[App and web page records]

--

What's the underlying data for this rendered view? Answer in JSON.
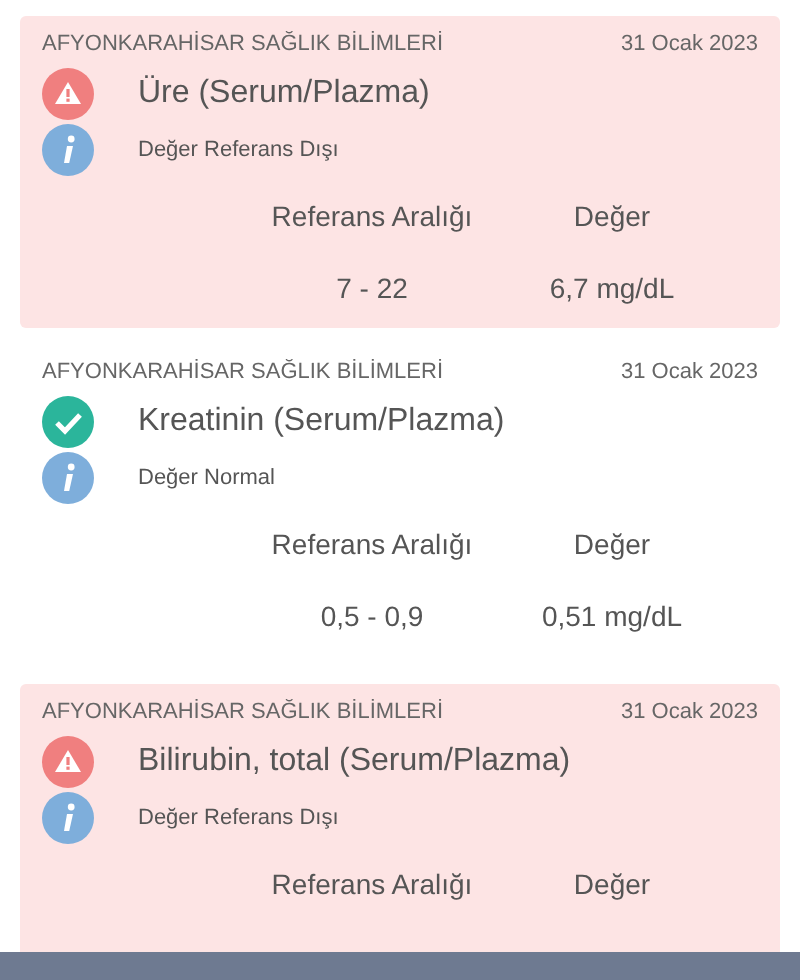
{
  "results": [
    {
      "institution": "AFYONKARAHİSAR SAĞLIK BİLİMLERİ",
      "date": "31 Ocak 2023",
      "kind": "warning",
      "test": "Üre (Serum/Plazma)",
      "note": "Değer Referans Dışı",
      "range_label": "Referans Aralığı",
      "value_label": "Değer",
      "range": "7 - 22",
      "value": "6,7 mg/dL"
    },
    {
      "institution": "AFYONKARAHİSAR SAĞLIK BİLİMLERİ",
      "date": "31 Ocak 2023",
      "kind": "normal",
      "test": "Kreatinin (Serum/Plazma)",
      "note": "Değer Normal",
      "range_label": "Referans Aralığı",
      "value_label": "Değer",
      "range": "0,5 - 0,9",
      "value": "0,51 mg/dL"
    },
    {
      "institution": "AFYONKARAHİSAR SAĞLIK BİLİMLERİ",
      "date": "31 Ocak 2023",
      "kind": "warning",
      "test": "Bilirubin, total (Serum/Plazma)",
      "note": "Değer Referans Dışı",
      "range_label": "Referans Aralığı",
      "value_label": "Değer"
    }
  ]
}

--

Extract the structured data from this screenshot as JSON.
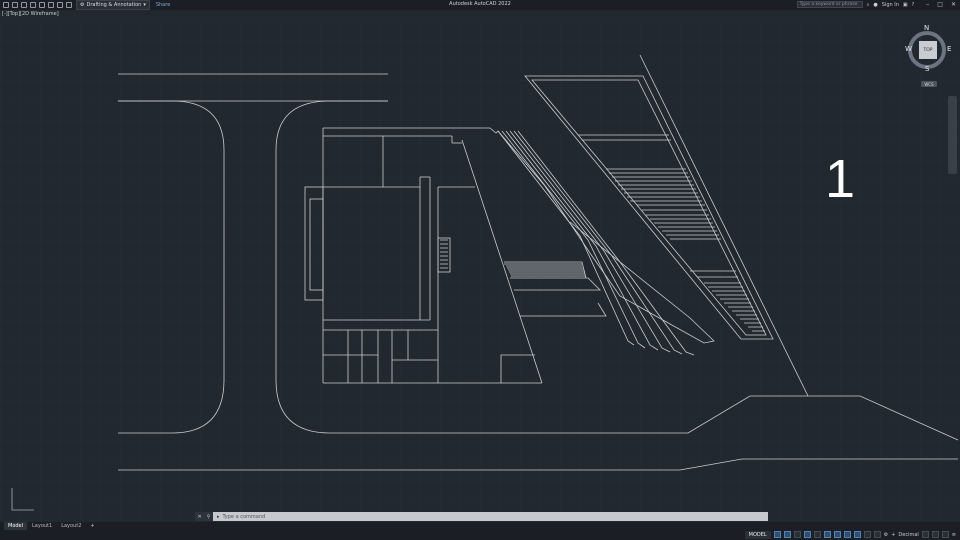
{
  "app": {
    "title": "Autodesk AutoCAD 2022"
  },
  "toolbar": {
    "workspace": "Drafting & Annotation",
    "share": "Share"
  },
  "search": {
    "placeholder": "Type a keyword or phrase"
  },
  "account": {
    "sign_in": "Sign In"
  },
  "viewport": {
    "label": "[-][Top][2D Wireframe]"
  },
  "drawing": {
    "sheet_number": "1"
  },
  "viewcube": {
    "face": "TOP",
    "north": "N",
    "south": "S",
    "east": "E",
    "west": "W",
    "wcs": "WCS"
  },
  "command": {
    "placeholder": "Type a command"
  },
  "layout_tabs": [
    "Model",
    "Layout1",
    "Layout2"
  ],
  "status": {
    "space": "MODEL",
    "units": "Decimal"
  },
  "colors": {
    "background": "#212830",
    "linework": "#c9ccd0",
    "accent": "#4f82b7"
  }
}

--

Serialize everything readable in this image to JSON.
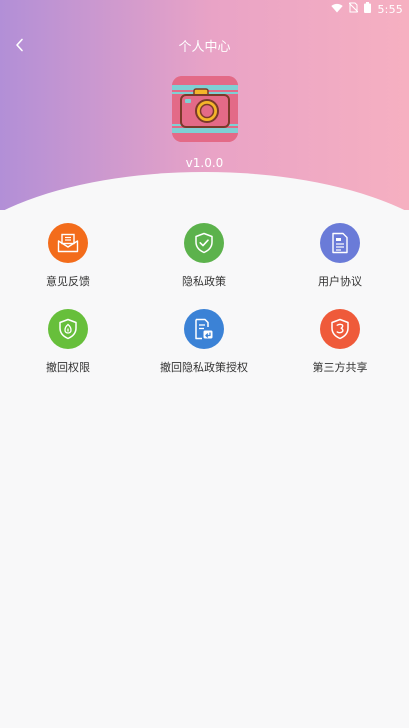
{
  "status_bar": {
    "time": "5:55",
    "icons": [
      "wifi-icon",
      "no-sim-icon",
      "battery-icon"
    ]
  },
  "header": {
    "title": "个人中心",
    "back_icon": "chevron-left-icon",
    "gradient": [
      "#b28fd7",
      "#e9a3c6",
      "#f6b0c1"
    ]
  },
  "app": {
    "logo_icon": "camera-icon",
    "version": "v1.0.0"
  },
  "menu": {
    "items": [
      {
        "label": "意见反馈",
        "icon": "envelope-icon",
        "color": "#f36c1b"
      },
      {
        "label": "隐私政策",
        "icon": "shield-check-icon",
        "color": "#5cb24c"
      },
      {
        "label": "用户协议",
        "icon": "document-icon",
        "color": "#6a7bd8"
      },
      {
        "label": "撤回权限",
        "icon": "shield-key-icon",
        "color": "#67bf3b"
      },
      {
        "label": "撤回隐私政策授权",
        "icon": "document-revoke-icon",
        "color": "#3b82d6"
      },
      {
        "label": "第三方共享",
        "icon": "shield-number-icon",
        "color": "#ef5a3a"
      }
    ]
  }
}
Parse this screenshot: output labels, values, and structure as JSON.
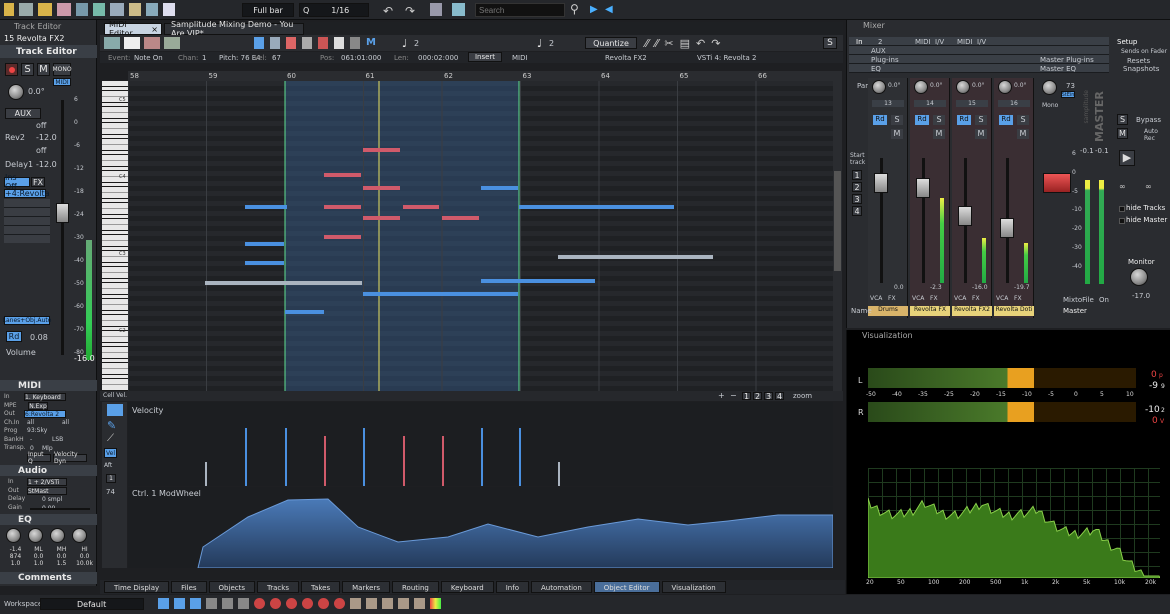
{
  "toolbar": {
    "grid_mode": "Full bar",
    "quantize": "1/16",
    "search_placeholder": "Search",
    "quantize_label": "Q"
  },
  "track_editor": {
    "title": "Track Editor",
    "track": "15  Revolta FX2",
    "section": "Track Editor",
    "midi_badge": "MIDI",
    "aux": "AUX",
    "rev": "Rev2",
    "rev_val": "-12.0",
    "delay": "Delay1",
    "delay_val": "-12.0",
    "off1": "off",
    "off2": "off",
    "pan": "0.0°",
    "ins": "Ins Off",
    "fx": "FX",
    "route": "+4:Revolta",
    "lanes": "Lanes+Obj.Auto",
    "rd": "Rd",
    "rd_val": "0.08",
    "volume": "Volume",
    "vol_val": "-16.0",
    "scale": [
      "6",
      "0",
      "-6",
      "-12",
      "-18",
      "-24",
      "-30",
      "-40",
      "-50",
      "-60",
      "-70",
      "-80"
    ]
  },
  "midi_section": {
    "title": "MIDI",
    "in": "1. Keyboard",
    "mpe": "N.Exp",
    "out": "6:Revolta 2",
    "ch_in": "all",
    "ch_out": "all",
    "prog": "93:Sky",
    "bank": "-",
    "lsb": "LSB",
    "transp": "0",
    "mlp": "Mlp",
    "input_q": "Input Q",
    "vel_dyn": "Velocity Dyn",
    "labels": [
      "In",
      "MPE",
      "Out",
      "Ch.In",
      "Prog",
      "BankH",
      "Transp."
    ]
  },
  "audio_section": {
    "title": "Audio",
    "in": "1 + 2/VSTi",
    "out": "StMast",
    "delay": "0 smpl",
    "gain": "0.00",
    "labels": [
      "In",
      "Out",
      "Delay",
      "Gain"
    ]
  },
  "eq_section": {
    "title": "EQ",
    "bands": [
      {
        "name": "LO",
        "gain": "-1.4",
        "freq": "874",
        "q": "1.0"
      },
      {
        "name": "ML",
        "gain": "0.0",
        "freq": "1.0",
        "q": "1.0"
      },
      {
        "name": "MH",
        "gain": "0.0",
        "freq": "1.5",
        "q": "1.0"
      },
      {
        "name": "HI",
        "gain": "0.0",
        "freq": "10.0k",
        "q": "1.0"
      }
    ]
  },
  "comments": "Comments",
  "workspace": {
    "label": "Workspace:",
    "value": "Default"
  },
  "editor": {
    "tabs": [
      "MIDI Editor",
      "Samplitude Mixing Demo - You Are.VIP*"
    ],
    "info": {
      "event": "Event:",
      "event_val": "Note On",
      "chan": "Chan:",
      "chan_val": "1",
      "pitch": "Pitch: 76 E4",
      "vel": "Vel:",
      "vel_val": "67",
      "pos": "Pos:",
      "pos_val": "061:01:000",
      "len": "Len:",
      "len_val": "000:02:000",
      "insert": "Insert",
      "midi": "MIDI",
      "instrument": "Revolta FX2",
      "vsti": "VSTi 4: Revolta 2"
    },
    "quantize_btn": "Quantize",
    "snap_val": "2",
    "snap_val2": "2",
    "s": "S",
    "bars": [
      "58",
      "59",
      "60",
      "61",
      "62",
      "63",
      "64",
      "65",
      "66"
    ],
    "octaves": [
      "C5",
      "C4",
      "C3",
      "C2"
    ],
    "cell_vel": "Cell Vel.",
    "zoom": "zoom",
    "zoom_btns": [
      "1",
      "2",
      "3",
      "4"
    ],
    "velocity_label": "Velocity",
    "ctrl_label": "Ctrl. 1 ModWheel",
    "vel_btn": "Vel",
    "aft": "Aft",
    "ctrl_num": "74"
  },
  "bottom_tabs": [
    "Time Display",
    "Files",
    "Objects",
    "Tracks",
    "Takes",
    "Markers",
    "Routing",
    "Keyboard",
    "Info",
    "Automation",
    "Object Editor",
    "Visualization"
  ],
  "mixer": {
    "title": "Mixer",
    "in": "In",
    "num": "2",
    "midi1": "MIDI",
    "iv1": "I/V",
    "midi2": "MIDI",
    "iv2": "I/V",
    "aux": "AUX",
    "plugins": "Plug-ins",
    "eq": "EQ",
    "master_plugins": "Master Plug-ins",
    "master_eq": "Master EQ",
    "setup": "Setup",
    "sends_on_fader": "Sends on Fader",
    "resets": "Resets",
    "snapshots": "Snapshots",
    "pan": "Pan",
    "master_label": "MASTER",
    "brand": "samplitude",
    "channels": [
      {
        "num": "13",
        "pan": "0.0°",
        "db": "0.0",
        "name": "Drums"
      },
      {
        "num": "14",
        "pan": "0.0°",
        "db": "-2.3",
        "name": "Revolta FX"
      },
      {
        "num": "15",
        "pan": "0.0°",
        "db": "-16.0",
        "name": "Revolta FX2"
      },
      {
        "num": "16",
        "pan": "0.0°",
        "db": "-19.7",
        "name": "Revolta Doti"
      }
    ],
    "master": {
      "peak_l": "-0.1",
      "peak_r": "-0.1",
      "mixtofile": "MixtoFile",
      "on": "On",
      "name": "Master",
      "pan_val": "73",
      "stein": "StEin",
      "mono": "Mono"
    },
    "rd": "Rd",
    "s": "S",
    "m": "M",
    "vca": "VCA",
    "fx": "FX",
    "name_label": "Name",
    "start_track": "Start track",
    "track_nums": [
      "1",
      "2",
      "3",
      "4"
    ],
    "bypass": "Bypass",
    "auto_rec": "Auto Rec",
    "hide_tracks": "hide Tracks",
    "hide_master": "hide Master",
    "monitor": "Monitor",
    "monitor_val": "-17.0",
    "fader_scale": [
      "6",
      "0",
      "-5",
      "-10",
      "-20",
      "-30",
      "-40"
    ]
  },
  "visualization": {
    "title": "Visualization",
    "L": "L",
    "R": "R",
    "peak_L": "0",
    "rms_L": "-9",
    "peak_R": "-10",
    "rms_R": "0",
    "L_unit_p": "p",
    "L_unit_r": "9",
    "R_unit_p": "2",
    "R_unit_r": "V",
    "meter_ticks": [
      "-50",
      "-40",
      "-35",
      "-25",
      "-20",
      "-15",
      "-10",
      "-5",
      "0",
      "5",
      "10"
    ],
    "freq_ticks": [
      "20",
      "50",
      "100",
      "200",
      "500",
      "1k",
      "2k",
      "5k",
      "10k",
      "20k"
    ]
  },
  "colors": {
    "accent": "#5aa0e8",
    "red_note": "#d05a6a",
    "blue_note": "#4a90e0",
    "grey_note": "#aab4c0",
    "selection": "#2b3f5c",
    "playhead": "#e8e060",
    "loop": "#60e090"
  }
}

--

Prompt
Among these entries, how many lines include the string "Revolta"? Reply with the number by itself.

Response for this exercise
8